SCOTUS rules in favor of the ACA!

From the majority opinion:

“Congress passed the Affordable Care Act to improve health insurance markets, not to destroy them.”

Commentary to follow when I’m not at work.

Source: SCOTUSblog

Reflections on writing every day

Today is day 28 of my 28 Day Writing Challenge. I am so glad I decided to tried writing every day–I haven’t done anything like this before and I’ve learned a lot about my writing process, time management, and capacity to push through writer’s block and brain fatigue.

Reflections on writing every day

Source: Unsplash

Reflections:
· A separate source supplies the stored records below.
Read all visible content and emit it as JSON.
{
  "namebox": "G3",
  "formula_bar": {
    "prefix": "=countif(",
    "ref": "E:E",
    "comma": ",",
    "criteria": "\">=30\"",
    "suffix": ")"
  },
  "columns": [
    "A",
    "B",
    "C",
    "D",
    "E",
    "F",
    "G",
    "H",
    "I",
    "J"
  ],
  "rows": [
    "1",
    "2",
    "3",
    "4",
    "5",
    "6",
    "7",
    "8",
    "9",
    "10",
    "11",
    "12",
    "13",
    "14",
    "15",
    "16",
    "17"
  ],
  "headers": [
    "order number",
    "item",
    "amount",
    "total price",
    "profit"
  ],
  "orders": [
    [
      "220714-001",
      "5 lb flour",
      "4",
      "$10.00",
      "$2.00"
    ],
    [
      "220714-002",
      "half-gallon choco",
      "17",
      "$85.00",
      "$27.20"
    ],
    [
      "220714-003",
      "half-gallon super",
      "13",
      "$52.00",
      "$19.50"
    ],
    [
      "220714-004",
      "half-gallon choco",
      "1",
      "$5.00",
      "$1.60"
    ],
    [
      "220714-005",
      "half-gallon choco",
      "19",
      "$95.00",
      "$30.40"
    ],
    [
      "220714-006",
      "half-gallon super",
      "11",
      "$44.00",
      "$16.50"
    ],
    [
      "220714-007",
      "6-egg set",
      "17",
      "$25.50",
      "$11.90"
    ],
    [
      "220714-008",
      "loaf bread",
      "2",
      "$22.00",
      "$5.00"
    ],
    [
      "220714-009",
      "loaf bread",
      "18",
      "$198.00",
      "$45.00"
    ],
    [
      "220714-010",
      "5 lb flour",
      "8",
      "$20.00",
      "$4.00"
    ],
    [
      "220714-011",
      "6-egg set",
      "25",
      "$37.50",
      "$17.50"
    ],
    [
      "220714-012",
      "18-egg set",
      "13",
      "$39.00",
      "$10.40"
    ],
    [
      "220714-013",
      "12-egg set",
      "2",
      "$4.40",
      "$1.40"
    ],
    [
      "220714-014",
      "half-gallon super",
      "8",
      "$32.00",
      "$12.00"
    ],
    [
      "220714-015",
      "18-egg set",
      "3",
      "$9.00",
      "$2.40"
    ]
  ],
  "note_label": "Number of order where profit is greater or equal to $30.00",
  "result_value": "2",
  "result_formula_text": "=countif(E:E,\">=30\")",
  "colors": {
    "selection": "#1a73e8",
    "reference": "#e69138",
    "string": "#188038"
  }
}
  • I put together an editorial calendar for the month. I found it helpful, especially as a place to put links to articles that inspired writing topics, but I didn’t stick to it 100%.
  • It’s really hard to squeeze daily writing into a hectic schedule. Not only do I work full time, but because I work in Maryland and live in Philadelphia, I only see my husband on the weekends. Because we have limited time together, I found it difficult to make time to write on Saturdays and Sundays.
  • I often began a piece at night and then finished it before work the next morning. After work, I would start the next day’s.
  • Sometimes, due to the time restraints, I didn’t have the time or bandwidth to write an in-depth post.
  • I missed a few days. Not too many, but a few.
  • Likewise, having to produce a piece every day meant that, even though I tried to keep a few days ahead, I didn’t always have enough time to research as much as I would have liked.
  • I also didn’t have much time to let a piece sit so I could come back to it the next day with fresh eyes. There are almost certainly stylistic faux pas and grammatical errors that I would have caught if I’d been able to self-edit.
  • That said, there are some pieces that I’m proud of writing and plan to expand upon in the coming weeks. The most popular post I’ve ever written: “Eating clean” is dangerous to your health. The antimicrobial resistance series (Part I, Part II, Part III). Suicide prevention gets a new partner: Facebook.

I’m not going to continue posting every day. It’s just not sustainable for me at this point. However, I plan to write (at least) two pieces per week, one of which will be an in depth, longer exploration of a topic.

I want to be sure that I am producing quality work, not just quantity. I take writing seriously, and while I’m glad I did this as a kick in the pants to get me back into it, I think my work will improve if I can take time to write, rewrite, and rewrite again.

Thank you for coming on this journey with me. It’s been fun, and I’m glad you were here with me.

Suicide prevention gets a new partner: Facebook

If you or anyone you know is having thoughts of self-harm, please reach out to organizations like the National Suicide Prevention Hotline or call their hotline directly at 1-800-273-TALK (8255). If you or someone you know is in immediate danger of self-harm, call 911 immediately. Your life is worth living and you don’t deserve to suffer.


Generally, my Facebook newsfeed is filled with silly photos of people waiting for the subway, declarations of love for a person’s partner, and snarky comments about current events. Sometimes, however, I see comments that make me concerned about someone’s mental health. I’ve been fortunate not to have seen anything that I felt needed to be reported, but I know that’s not the case for everyone.

Facebook announced yesterday that they are partnering with Forefront, Now Matters Now, the National Suicide Prevention Hotline, save.org, and other mental health organizations to create a more effective reporting program for people whose friends are expressing suicidal thoughts on Facebook.

When someone sees a friend’s (let’s call him Gerald) troubling post, they will have the option to report it directly to Facebook. Right now, at the upper right hand corner of every post, there’s a little downward arrow that, when you click on it, allows you to choose the option to report the post for potential suicidal content. (I haven’t been able to find screenshots of what that screen will look like, and the capability has not yet been activated on my account so I couldn’t make any of my own.)

The post will then be reviewed by “teams working around the world” to determine if the post does in fact imply that Gerald is in danger of self harming. If so, the next time Gerald logs into his account, he’ll see this:

Facebook suicide prevention screen 1facebook_suicide_prevention_2facebook_suicide_prevention_3 Source: Huffington Post

One of the things that seems most promising is that Gerald doesn’t seem to have the option to dismiss these screens. He will have to at least click through the resources in order to get to their newsfeed. Hopefully, this will help reach some people who need help but aren’t able–for whatever reason–to ask for it or recieve it.

I also hope that Facebook is planning to critically evaluate this change. There are lots of unintended consequences that could arise from this new reporting system: a drop in posts containing potentially suicidal content, quick click-through speeds that imply users aren’t actually reading the resources, and gross misuse of the capability that floods the reviewing teams, making effective review difficult or impossible.

And when Facebook evaluates the initiative, I hope they make that information public. Because social media can provide a platform for mental health intervention, we need to know if a huge intervention like this is actually successful.

To learn more about this Facebook change, check out the Facebook Safety post explaining what’s happening.